Research groups focus on the genetic, cellular and molecular basis of nervous system structure, function, and development. Topics of study include stem cell biology, neuronal and glial specification and differentiation, axonal and dendritic patterning, neuronal circuit assembly, synaptic development, ion channel structure and regulation, molecular and cellular biology of the synapse, synaptic physiology, molecular analysis of the neuronal cytoskeleton, and the biology of glial cells. Experimental approaches range from genetic and transcriptome analysis of neural precursors to functional interrogation of developing and mature neuronal circuits in vertebrate and invertebrate systems, including slice physiology, optogenetics, in vivo recording, biochemistry and genomic analysis.
Research groups study brain mechanisms in humans contributing to perception, learning, memory, motor control, decision-making and social interactions in health and disease. Approaches include behavior, computational modeling, eye tracking, fMRI, EEG, intracranial EEG, TMS, or MEG. Subjects range from healthy individuals to patients with psychiatric and neurological disorders. Research in humans parallels studies in non-humans, offering a complementary and synergistic research program to bridge across species and levels of analyses to advance understanding of the human mind, from cells, to circuits, to behavior.

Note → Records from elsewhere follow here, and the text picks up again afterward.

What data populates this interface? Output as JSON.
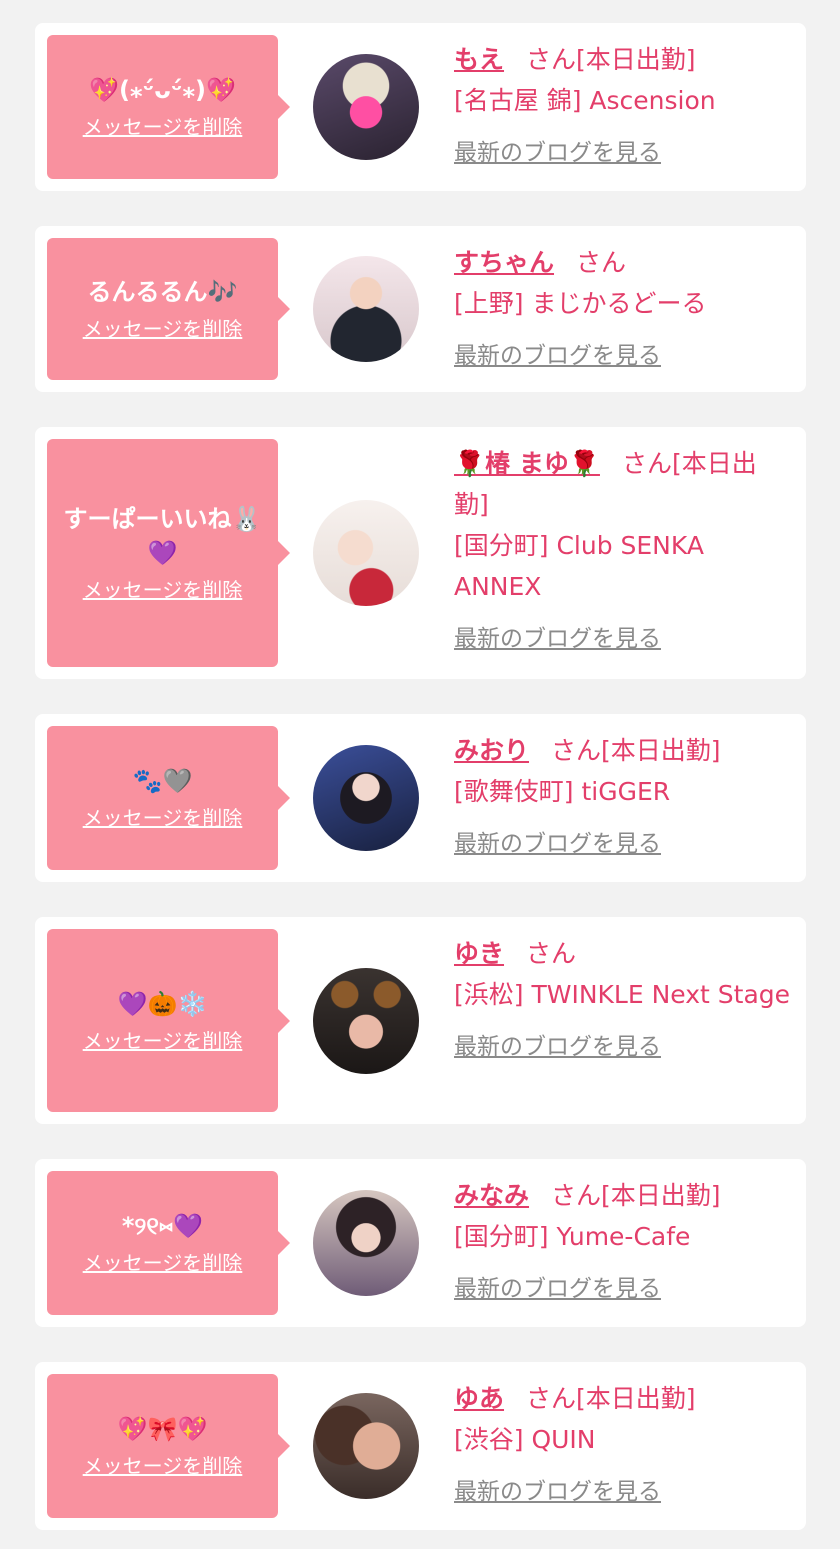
{
  "cards": [
    {
      "message": "💖(⁎ᵕ́ᴗᵕ́⁎)💖",
      "delete_label": "メッセージを削除",
      "name": "もえ",
      "honorific": "さん",
      "status": "[本日出勤]",
      "shop": "[名古屋 錦] Ascension",
      "blog_label": "最新のブログを見る"
    },
    {
      "message": "るんるるん🎶",
      "delete_label": "メッセージを削除",
      "name": "すちゃん",
      "honorific": "さん",
      "status": "",
      "shop": "[上野] まじかるどーる",
      "blog_label": "最新のブログを見る"
    },
    {
      "message": "すーぱーいいね🐰💜",
      "delete_label": "メッセージを削除",
      "name": "🌹椿 まゆ🌹",
      "honorific": "さん",
      "status": "[本日出勤]",
      "shop": "[国分町] Club SENKA ANNEX",
      "blog_label": "最新のブログを見る"
    },
    {
      "message": "🐾🩶",
      "delete_label": "メッセージを削除",
      "name": "みおり",
      "honorific": "さん",
      "status": "[本日出勤]",
      "shop": "[歌舞伎町] tiGGER",
      "blog_label": "最新のブログを見る"
    },
    {
      "message": "💜🎃❄️",
      "delete_label": "メッセージを削除",
      "name": "ゆき",
      "honorific": "さん",
      "status": "",
      "shop": "[浜松] TWINKLE Next Stage",
      "blog_label": "最新のブログを見る"
    },
    {
      "message": "*୨୧⑅💜",
      "delete_label": "メッセージを削除",
      "name": "みなみ",
      "honorific": "さん",
      "status": "[本日出勤]",
      "shop": "[国分町] Yume-Cafe",
      "blog_label": "最新のブログを見る"
    },
    {
      "message": "💖🎀💖",
      "delete_label": "メッセージを削除",
      "name": "ゆあ",
      "honorific": "さん",
      "status": "[本日出勤]",
      "shop": "[渋谷] QUIN",
      "blog_label": "最新のブログを見る"
    }
  ]
}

Research groups focus on understanding the biological underpinnings of neurological and neuropsychiatric diseases including, but not limited to anxiety and depression, schizophrenia, autism spectrum disorder, SMA, inherited retinal diseases, and adult onset disorders such as Alzheimer’s disease, Parkinson’s disease, and amyotrophic lateral sclerosis). Experimental approaches comprise the full range of methods that typify disease research from classic electrophysiologic, behavioral, and modeling based methods to optogenetic, imaging and large scale genomic, proteomic and metabolomic methods. Similarly, a broad range of experimental model systems from animal model systems to ES cell and patient cell-derived systems to post mortem human tissue are used.
Research groups use theoretical (mathematical and computational) methods to model neural circuits and systems and to analyze neural data. Topics of study span across all the areas of neuroscience described in the other specializations. Theorists work both on purely theoretical topics, addressing fundamental questions of how circuits and systems can function, learn, and represent and of how structure can be found in data; and in collaborations with a wide range of experimentalists. In collaborations, there, ideally, is a back and forth in which theory can drive the experiments to be done, as well as analyze or model the data after it is collected. If you expect to do purely theoretical work for your graduate work, even if it is in close collaboration with an experimental lab, choose only this specialization. If you expect to do experimental work with a strong theoretical component, or theoretical work with an experimental component, list this specialization and an experimental specialization, in the order of importance you think they will have in your work. There are many opportunities for any experimentalist to be involved in collaborations with theorists, but do not choose this specialization unless you expect a significant portion of your graduate work to be in theory.